Founder of Homestead Weaving Studio, Chris Gustin, was ahead of her time and became an environmental recycling artisan years before the green wave hit us.
She started weaving by necessity with old clothes. Gradually, material sourcing expanded into scrap hunting from a variety of mills, factories, and manufacturers. Chris then converted those remnants into new “rag rug” products. That was the mere beginning from her small family-operated business in Indiana.
The studio expansion provides classroom space today. There she continuously sorts yarns and fibers. Many looms, spinning wheels and related equipment are all close by. Chris also offers supplies for weaving, spinning, knitting, and other raw fiber arts.
The mission is to keep usable material from the waste stream and to create affordable art from it. Her shag rug offerings continue with additional styles added. Unique handwoven household items, art, totes, shawls, and scarves are newer options that are made from recycled materials.
View pics on her blog for more details, and check out the Environmental Weaver Chris Gustin on Weekly Special:
Notice how chic plastic bag rugs can be! Also see the Rags to Riches story published 2003 in Natural Home Magazine.
Basically, a ton of waste is converted into art every year from just this one weaving studio. No kidding, Chris weaves all year long regardless of weather. The studio, however, is open most days from March through December.
Know that Chris invites custom and commissioned artwork queries. Although each item is a one-of-a-kind, wholesale terms are available to retailers. Shops across the nation, including one in the Indianapolis Airport, provide handmade goods from Homestead now.

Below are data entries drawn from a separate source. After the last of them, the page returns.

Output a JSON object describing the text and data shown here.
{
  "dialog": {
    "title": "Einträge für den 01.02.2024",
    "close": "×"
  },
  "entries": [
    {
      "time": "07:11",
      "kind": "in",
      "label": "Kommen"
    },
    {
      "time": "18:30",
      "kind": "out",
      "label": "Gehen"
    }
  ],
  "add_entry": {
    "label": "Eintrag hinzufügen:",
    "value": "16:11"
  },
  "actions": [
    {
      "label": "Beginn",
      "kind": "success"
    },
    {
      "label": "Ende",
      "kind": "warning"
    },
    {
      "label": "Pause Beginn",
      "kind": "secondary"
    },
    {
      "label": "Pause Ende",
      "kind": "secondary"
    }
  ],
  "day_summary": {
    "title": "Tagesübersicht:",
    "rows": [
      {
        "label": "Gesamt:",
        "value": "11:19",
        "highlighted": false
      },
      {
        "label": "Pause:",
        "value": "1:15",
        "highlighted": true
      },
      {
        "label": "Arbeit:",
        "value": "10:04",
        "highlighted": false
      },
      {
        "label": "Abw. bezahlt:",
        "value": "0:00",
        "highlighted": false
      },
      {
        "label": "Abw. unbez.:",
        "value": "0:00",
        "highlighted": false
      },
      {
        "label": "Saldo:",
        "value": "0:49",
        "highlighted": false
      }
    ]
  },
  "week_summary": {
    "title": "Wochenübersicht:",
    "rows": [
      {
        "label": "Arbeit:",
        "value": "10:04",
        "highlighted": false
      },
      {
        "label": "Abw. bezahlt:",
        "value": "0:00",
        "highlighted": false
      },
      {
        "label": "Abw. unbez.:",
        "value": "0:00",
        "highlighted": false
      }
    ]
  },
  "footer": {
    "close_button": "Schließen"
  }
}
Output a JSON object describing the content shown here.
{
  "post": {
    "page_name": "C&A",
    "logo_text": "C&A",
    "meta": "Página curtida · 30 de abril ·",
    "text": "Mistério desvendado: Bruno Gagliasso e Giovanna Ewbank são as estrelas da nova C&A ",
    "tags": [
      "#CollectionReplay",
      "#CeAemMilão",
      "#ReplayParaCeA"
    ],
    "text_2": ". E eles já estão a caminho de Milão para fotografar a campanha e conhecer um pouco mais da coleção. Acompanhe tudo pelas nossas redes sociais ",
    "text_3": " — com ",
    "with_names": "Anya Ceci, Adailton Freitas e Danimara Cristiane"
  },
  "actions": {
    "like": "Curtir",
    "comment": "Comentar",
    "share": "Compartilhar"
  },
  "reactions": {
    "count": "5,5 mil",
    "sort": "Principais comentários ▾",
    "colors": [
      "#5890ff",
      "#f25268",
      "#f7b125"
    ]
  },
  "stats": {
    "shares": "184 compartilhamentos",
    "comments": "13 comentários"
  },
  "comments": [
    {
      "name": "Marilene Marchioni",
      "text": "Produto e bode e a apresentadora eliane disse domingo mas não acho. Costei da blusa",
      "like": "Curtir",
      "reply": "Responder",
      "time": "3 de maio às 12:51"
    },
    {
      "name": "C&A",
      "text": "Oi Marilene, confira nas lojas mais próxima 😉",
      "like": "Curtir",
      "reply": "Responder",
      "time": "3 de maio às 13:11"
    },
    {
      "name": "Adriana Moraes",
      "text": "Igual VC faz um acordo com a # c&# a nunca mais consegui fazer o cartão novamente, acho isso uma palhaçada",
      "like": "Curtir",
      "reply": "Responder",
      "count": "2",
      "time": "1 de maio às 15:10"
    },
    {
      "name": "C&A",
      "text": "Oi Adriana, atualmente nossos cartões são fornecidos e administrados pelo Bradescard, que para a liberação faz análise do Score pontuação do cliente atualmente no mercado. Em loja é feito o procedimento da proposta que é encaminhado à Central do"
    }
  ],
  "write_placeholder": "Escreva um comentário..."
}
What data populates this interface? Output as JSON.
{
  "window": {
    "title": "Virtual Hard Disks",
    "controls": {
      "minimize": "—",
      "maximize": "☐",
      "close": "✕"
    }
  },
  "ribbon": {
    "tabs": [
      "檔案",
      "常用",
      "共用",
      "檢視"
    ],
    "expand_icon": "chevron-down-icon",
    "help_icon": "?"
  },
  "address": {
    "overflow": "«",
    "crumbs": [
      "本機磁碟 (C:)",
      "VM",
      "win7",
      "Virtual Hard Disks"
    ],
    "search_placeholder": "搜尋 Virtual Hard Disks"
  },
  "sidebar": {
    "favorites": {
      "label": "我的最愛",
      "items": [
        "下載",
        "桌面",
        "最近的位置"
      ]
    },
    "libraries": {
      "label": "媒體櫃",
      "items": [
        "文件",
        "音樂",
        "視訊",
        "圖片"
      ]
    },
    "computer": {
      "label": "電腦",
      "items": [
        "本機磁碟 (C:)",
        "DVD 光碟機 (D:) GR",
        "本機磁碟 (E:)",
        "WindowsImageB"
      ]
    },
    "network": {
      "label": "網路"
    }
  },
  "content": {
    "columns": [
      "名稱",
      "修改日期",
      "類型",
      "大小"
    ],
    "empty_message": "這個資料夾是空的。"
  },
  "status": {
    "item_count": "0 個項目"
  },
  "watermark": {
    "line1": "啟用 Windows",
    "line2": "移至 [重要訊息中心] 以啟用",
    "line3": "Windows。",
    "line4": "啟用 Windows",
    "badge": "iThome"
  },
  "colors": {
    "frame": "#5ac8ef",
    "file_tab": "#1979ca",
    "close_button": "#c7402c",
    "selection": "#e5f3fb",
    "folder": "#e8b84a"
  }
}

This story sets a fine example of how one person can make a big difference in one community. Add teaching and sharing to selling goods. Such work is legendary and admired by all.